It’s no secret that being overweight or obese puts you at a greater risk for certain types of cancer.
And if you’re a woman with a high body mass index (BMI), your risk for one deadly cancer jumps. Your BMI uses your height and weight to determine a relative health risk for obesity and other related diseases.
The higher the BMI value, the less healthy a person is considered to be. The average BMI range for women over 20 years old is 19-25.
Granted, BMI is not an accurate gauge of body fat. Bodybuilders, for example, tend to have a very high BMI. But if you look at the overall population, there are (a lot) more overweight people than bodybuilders. So from a more general viewpoint, a higher BMI usually translates to being overweight. Having said that…
A study out of the American Institute for Cancer Research shows that BMI can be used as a measure of your risk for this type of cancer. For every five-point increase in BMI, your risk for developing this cancer rises by 6 percent.1 It’s a cancer that is hard to detect early on. That’s what makes it so dangerous.
Researchers looked at data from over 120 different studies and four million women.
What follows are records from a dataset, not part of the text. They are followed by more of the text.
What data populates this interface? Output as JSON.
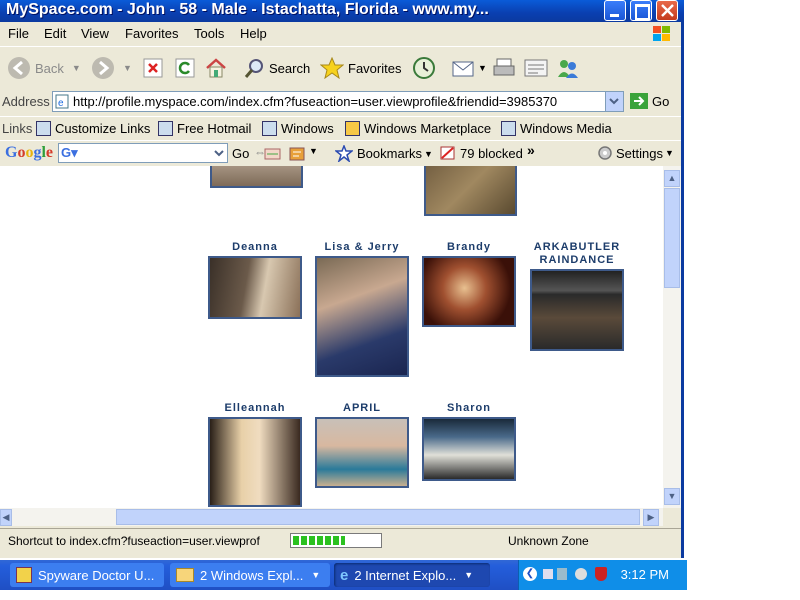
{
  "window": {
    "title": "MySpace.com - John - 58 - Male - Istachatta, Florida - www.my..."
  },
  "menu": [
    "File",
    "Edit",
    "View",
    "Favorites",
    "Tools",
    "Help"
  ],
  "toolbar": {
    "back": "Back",
    "search": "Search",
    "favorites": "Favorites"
  },
  "address": {
    "label": "Address",
    "url": "http://profile.myspace.com/index.cfm?fuseaction=user.viewprofile&friendid=3985370",
    "go": "Go"
  },
  "links": {
    "label": "Links",
    "items": [
      "Customize Links",
      "Free Hotmail",
      "Windows",
      "Windows Marketplace",
      "Windows Media"
    ]
  },
  "google": {
    "logo": "Google",
    "go": "Go",
    "bookmarks": "Bookmarks",
    "blocked": "79 blocked",
    "settings": "Settings"
  },
  "friends": [
    {
      "name": "Deanna"
    },
    {
      "name": "Lisa & Jerry"
    },
    {
      "name": "Brandy"
    },
    {
      "name": "ARKABUTLER RAINDANCE"
    },
    {
      "name": "Elleannah"
    },
    {
      "name": "APRIL"
    },
    {
      "name": "Sharon"
    }
  ],
  "status": {
    "text": "Shortcut to index.cfm?fuseaction=user.viewprof",
    "zone": "Unknown Zone",
    "progress": 0.6
  },
  "taskbar": {
    "items": [
      "Spyware Doctor U...",
      "2 Windows Expl...",
      "2 Internet Explo..."
    ],
    "clock": "3:12 PM"
  },
  "colors": {
    "title_bar": "#0a4fc8",
    "friend_name": "#1d3d6b",
    "taskbar": "#245edb"
  }
}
They determined that risk begins to increase at the high end of being overweight. That’s a BMI of 30.2 Let’s take a look at what this means in your everyday life.
Let’s say that you and your friend are both five feet five inches tall. You weigh 150 lbs. That makes your BMI 25. But your friend is about 30 pounds heavier than you are. That puts her BMI at 30. This means regardless of any other lifestyle factors, her risk for this deadly cancer is at least six percent higher than yours.
If you don’t think a six percent increase matters, think again.
Most women think that ovarian cancer is an “older woman’s disease.” That’s because post-menopausal women make up about 70 percent of ovarian cancer diagnoses. But younger, pre-menopausal women are at risk too—especially if you’re overweight or obese.3
The warning signs to look out for include abdominal pressure or bloating, pelvic pain, persistent gas or indigestion, loss of appetite, low energy levels, and sudden increased abdominal girth.4
We don’t agree that BMI itself increases your odds… It’s carrying around extra, unhealthy weight. We’d like to see another study that focuses just on that.
So how can you lose weight and reduce your risk for ovarian cancer?
You can’t go wrong with exercise. It’s the secret “drug” for living a longer life. You can also add more lycopene to your diet from fresh tomato juice and buffalo berries. It raises your levels of adiponectin. It’s a hormone found in higher levels in lean women that regulates blood sugar and fat storage. Ovarian cancer kills over 14,000 women in the US each year. It’s the fifth-deadliest cancer. But by taking control of your BMI, you’ll help lower your risk.